 This paper is based on observations during a two-week humanitarian deployment in March and April 2022. The objective of the mission was to support local organisations in the management of transit camps. The piece is meant to provide selected ethnographic insights in a timely manner, rather than exhaustive discription and analysis. Pseudonyms are used for individuals.
 Migration Policy Institute. 2022. Briefing on Ukraine: Avenues to Safety and Meeting Immediate Needs. Available online at: https://www.migrationpolicy.org/events/ukraine-avenues-safety-meeting-immediate-needs. Last accessed 5 April 2022.
 The ASB Germany (English: Workers' Samaritan Federation) is a German, non-governmental aid agency which was founded in 1888 to ensure the medical treatment of work accidents. Later the objective was broadened to include elderly care, social work, civil protection and humanitarian missions. Over the years, the Samaritan movement gained traction in other European countries as well. For more information see: https://www.asb.de/en and https://www.samaritan-international.eu. Last accessed 5.4.2022.
 European Commission. 2022. EU Civil Protection Mechanism. Available online at: https://ec.europa.eu/echo/what/civil-protection/eu-civil-protection-mechanism_en. Last accessed 2 May 2022.
 For more details on humanitarian coordination and multi-agency response see for example: UN OCHA. 2020. Humanitarian coordination and the cluster approach: a quick guide for local and national organizations. Available online at: https://reliefweb.int/report/world/humanitarian-coordination-and-cluster-approach-quick-guide-local-and-national. Last accessed 9 March 2022.
 Denmark opted out of this policy. Non-EU member states like Norway, Iceland, Lichtenstein and Switzerland have partially introduced separate protection schemes, see: European Commission. 2022. EU invokes Temporary Protection Directive to help those fleeing Ukraine. Available online at: https://ec.europa.eu/migrant-integration/news/eu-invokes-temporary-protection-directive-help-those-fleeing-ukraine_en. Last accessed 5 April 2022.
 UN OCHA. 2022. Ukraine: Humanitarian Impact. Situation Report. Available online at: https://reliefweb.int/sites/reliefweb.int/files/resources/2022-03-30_Ukraine%20SitRep%20Humanitarian%20Impact.pdf Last accessed 5 April 2022.
 For more information on these initiatives see: Samaritan International, https://www.samaritan-international.eu; ANPAS, https://www.anpas.org/english-version.html; Samariterbund, https://www.samariterbund.net; Weisses Kreuz, https://www.weisseskreuz.bz.it/de/home-609.html. All last accessed 2 May 2022.

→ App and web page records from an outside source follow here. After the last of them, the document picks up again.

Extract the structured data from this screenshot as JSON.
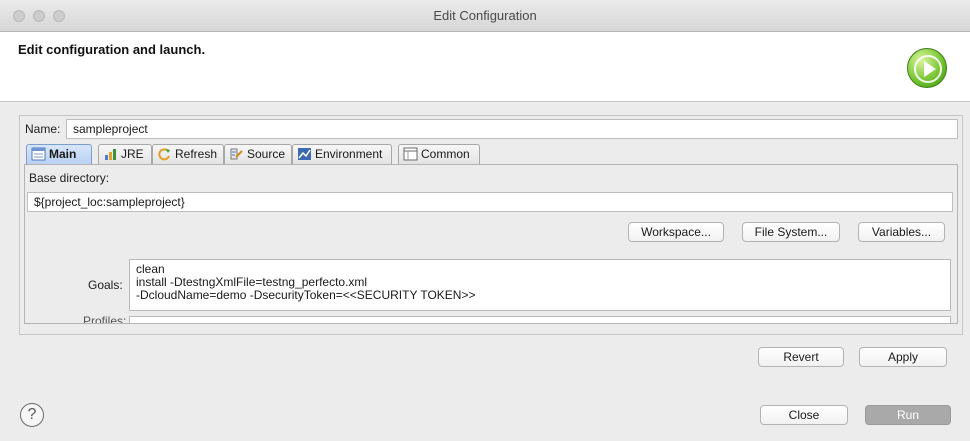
{
  "window": {
    "title": "Edit Configuration"
  },
  "banner": {
    "title": "Edit configuration and launch."
  },
  "name": {
    "label": "Name:",
    "value": "sampleproject"
  },
  "tabs": [
    {
      "label": "Main",
      "icon": "main-tab-icon"
    },
    {
      "label": "JRE",
      "icon": "jre-icon"
    },
    {
      "label": "Refresh",
      "icon": "refresh-icon"
    },
    {
      "label": "Source",
      "icon": "source-icon"
    },
    {
      "label": "Environment",
      "icon": "environment-icon"
    },
    {
      "label": "Common",
      "icon": "common-icon"
    }
  ],
  "main": {
    "base_dir_label": "Base directory:",
    "base_dir_value": "${project_loc:sampleproject}",
    "workspace_btn": "Workspace...",
    "filesystem_btn": "File System...",
    "variables_btn": "Variables...",
    "goals_label": "Goals:",
    "goals_value": "clean\ninstall -DtestngXmlFile=testng_perfecto.xml\n-DcloudName=demo -DsecurityToken=<<SECURITY TOKEN>>",
    "profiles_label_partial": "Profiles:"
  },
  "actions": {
    "revert": "Revert",
    "apply": "Apply"
  },
  "footer": {
    "help_icon": "help-icon",
    "close": "Close",
    "run": "Run"
  },
  "colors": {
    "active_tab": "#b9d1f3",
    "run_button": "#a9a9a9",
    "run_icon": "#6fc12c"
  }
}
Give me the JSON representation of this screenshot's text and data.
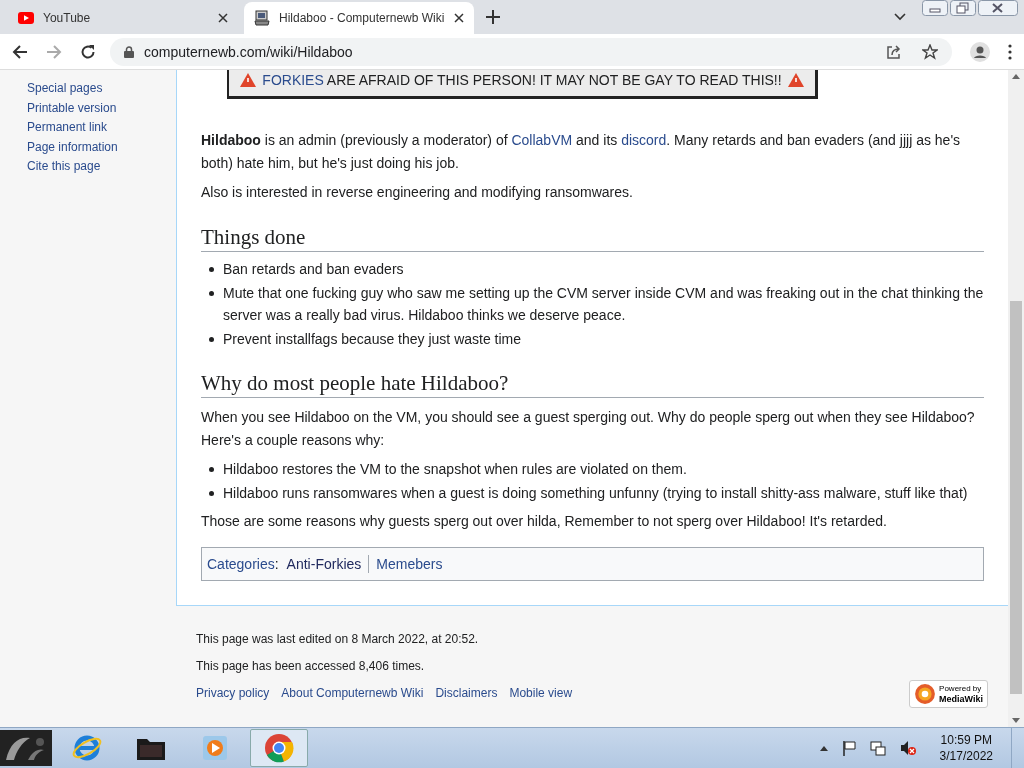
{
  "browser": {
    "tabs": [
      {
        "title": "YouTube",
        "selected": false
      },
      {
        "title": "Hildaboo - Computernewb Wiki",
        "selected": true
      }
    ],
    "url": "computernewb.com/wiki/Hildaboo"
  },
  "sidebar": {
    "items": [
      "Special pages",
      "Printable version",
      "Permanent link",
      "Page information",
      "Cite this page"
    ]
  },
  "article": {
    "banner": [
      {
        "kind": "link",
        "text": "FORKIES"
      },
      {
        "kind": "text",
        "text": " ARE AFRAID OF THIS PERSON! IT MAY NOT BE GAY TO READ THIS!!"
      }
    ],
    "intro": [
      [
        {
          "kind": "bold",
          "text": "Hildaboo"
        },
        {
          "kind": "text",
          "text": " is an admin (previously a moderator) of "
        },
        {
          "kind": "link",
          "text": "CollabVM"
        },
        {
          "kind": "text",
          "text": " and its "
        },
        {
          "kind": "link",
          "text": "discord"
        },
        {
          "kind": "text",
          "text": ". Many retards and ban evaders (and jjjj as he's both) hate him, but he's just doing his job."
        }
      ],
      [
        {
          "kind": "text",
          "text": "Also is interested in reverse engineering and modifying ransomwares."
        }
      ]
    ],
    "sections": [
      {
        "heading": "Things done",
        "list": [
          "Ban retards and ban evaders",
          "Mute that one fucking guy who saw me setting up the CVM server inside CVM and was freaking out in the chat thinking the server was a really bad virus. Hildaboo thinks we deserve peace.",
          "Prevent installfags because they just waste time"
        ]
      },
      {
        "heading": "Why do most people hate Hildaboo?",
        "before": [
          "When you see Hildaboo on the VM, you should see a guest sperging out. Why do people sperg out when they see Hildaboo? Here's a couple reasons why:"
        ],
        "list": [
          "Hildaboo restores the VM to the snapshot when rules are violated on them.",
          "Hildaboo runs ransomwares when a guest is doing something unfunny (trying to install shitty-ass malware, stuff like that)"
        ],
        "after": [
          "Those are some reasons why guests sperg out over hilda, Remember to not sperg over Hildaboo! It's retarded."
        ]
      }
    ],
    "categories": {
      "label": "Categories",
      "colon": ":",
      "items": [
        "Anti-Forkies",
        "Memebers"
      ]
    }
  },
  "footer": {
    "info": [
      "This page was last edited on 8 March 2022, at 20:52.",
      "This page has been accessed 8,406 times."
    ],
    "links": [
      "Privacy policy",
      "About Computernewb Wiki",
      "Disclaimers",
      "Mobile view"
    ],
    "badge": [
      "Powered by",
      "MediaWiki"
    ]
  },
  "taskbar": {
    "items": [
      {
        "selected": false
      },
      {
        "selected": false
      },
      {
        "selected": false
      },
      {
        "selected": true
      }
    ],
    "time": "10:59 PM",
    "date": "3/17/2022"
  }
}
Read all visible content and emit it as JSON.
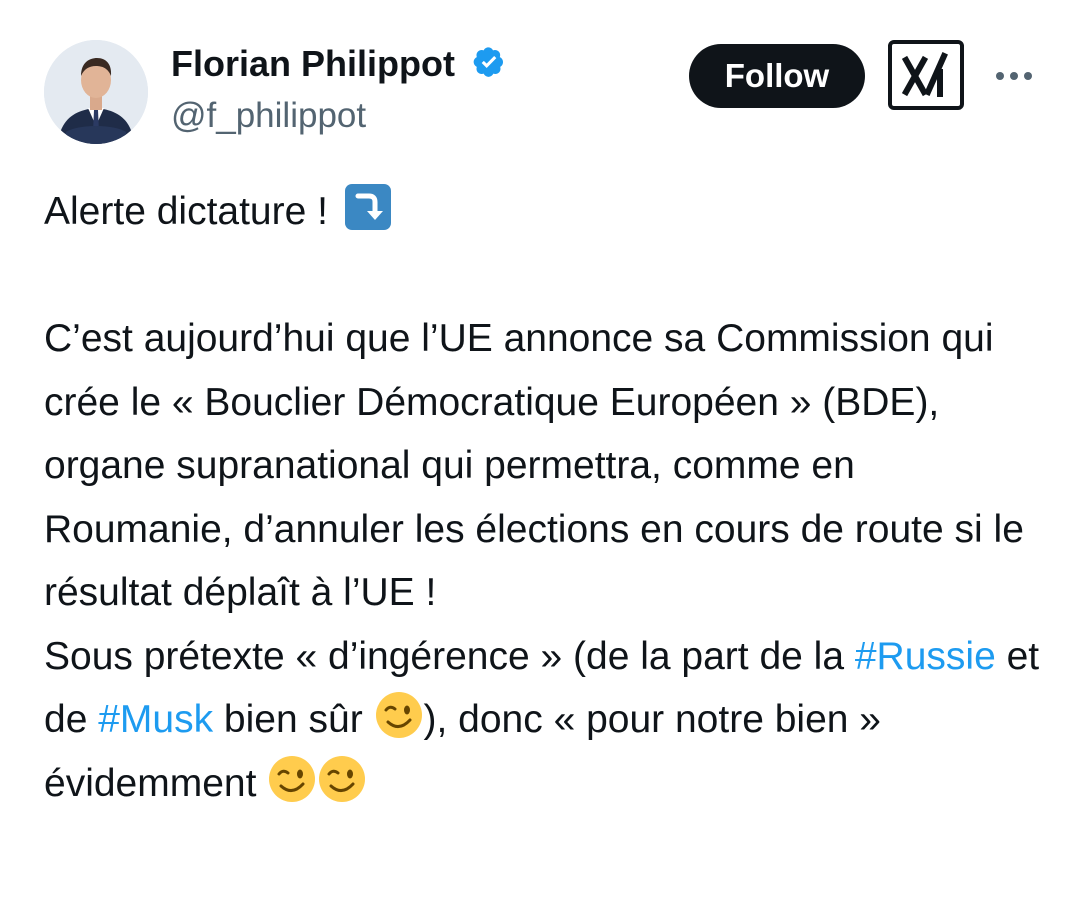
{
  "author": {
    "display_name": "Florian Philippot",
    "handle": "@f_philippot",
    "verified": true
  },
  "actions": {
    "follow_label": "Follow",
    "grok_icon": "grok-icon",
    "more_icon": "more-options-icon"
  },
  "tweet": {
    "line1": "Alerte dictature !",
    "para2": "C’est aujourd’hui que l’UE annonce sa Commission qui crée le « Bouclier Démocratique Européen » (BDE), organe supranational qui permettra, comme en Roumanie, d’annuler les élections en cours de route si le résultat déplaît à l’UE !",
    "para3_a": "Sous prétexte « d’ingérence » (de la part de la ",
    "hashtag_russie": "#Russie",
    "para3_b": " et de ",
    "hashtag_musk": "#Musk",
    "para3_c": " bien sûr ",
    "para3_d": "), donc « pour notre bien » évidemment "
  },
  "colors": {
    "text": "#0f1419",
    "secondary": "#536471",
    "link": "#1d9bf0",
    "verified": "#1d9bf0"
  }
}
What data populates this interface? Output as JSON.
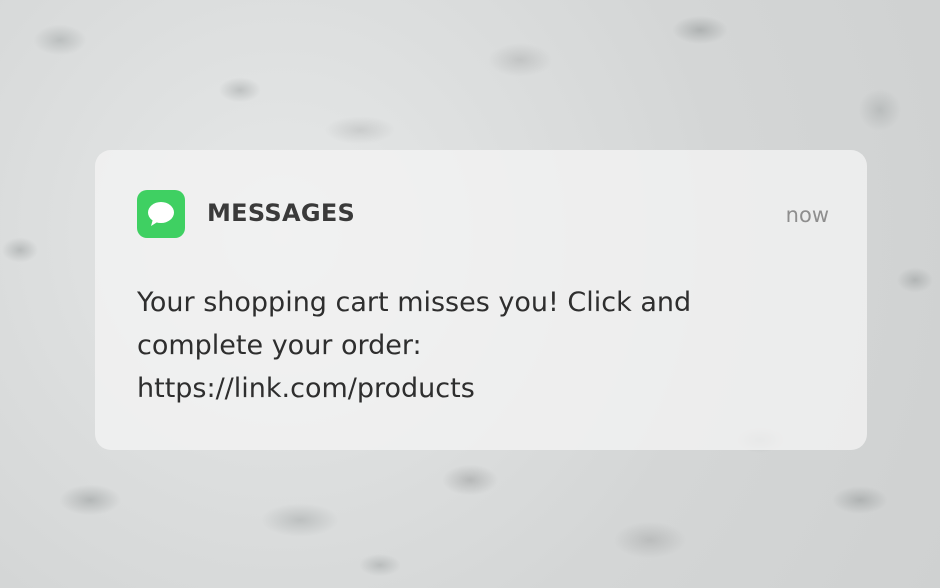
{
  "notification": {
    "app_name": "MESSAGES",
    "timestamp": "now",
    "icon": "messages-bubble-icon",
    "icon_color": "#3fd062",
    "message_lines": [
      "Your shopping cart misses you! Click and",
      "complete your order:",
      "https://link.com/products"
    ]
  }
}
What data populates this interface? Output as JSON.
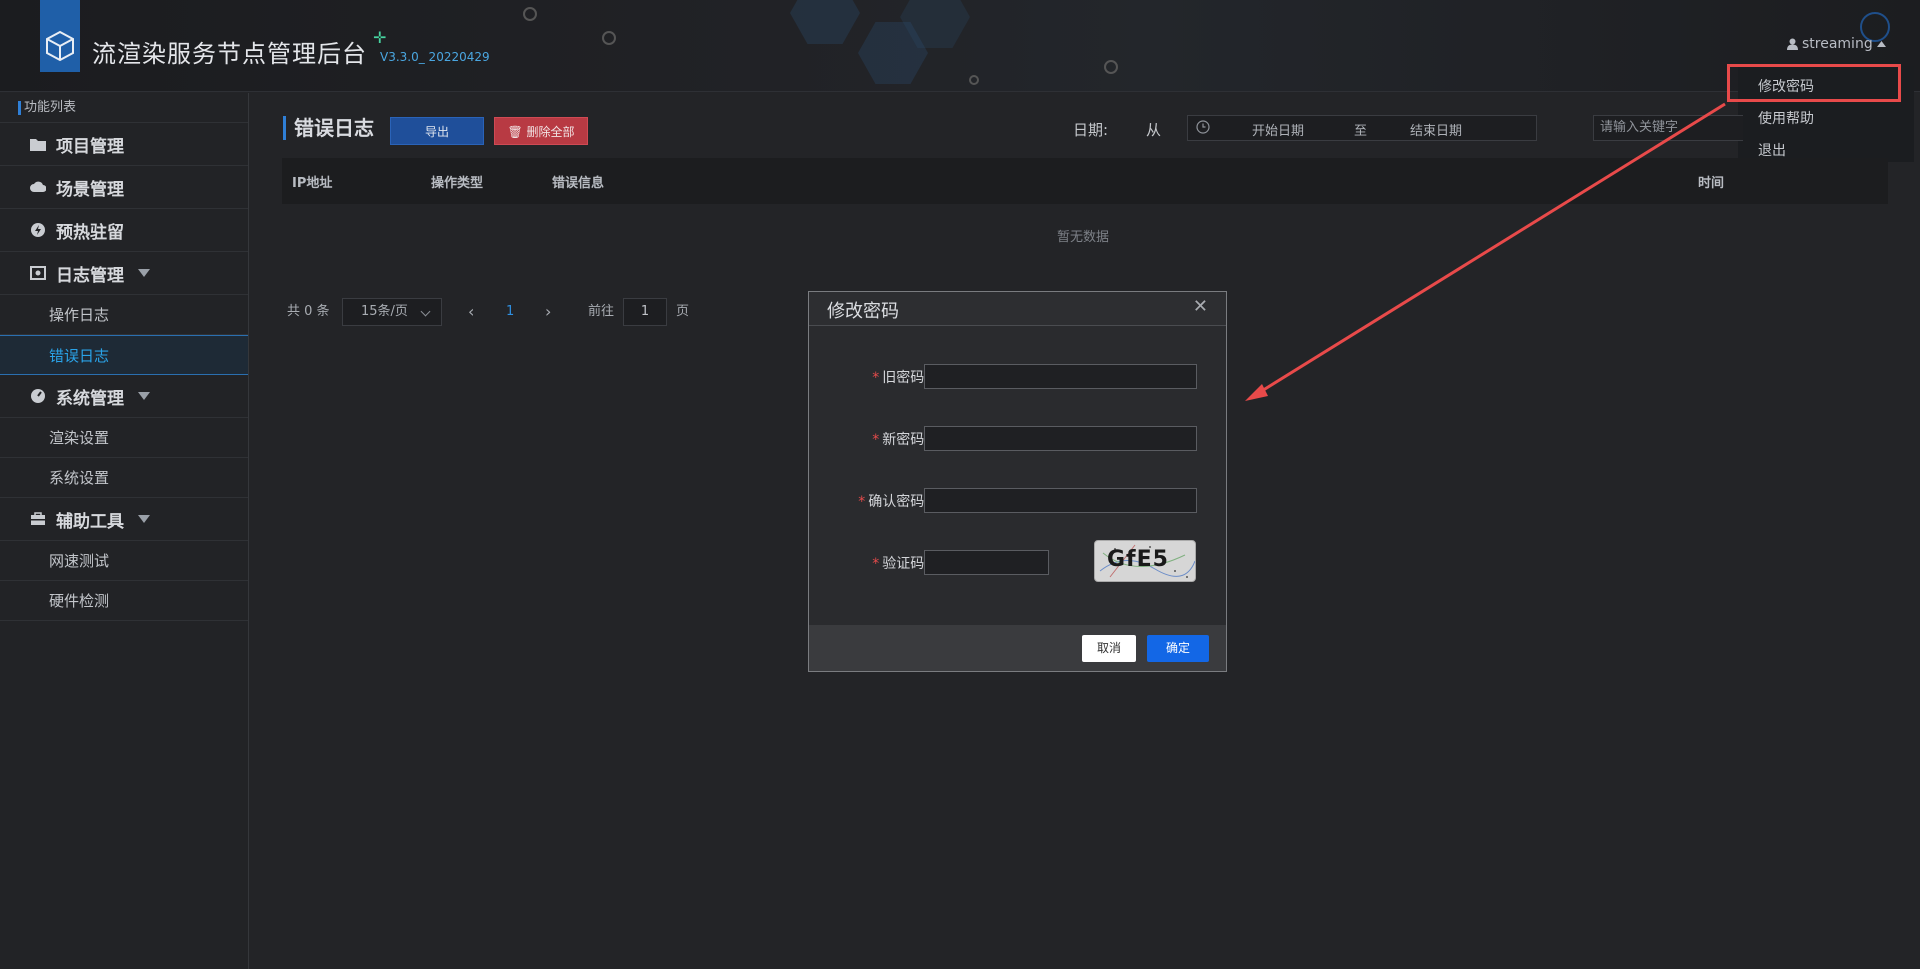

 See for example: UN OCHA. 2018. On-Site Operations Coordination Centre (OSOCC) Guidelines. Available online at: https://www.unocha.org/sites/unocha/files/2018%20OSOCC%20Guidelines.pdf. Last accessed 13 April 2022; World Health Organization. Emergency Medical Team Coordination Cell (EMTCC) COORDINATION HANDBOOK. Available online at : https://resourcecenter.undac.org/wp-content/uploads/2021/01/Library.Emergency-Medical-Teams-Coordination-Handbook.pdf. Last accessed 13 April 2022.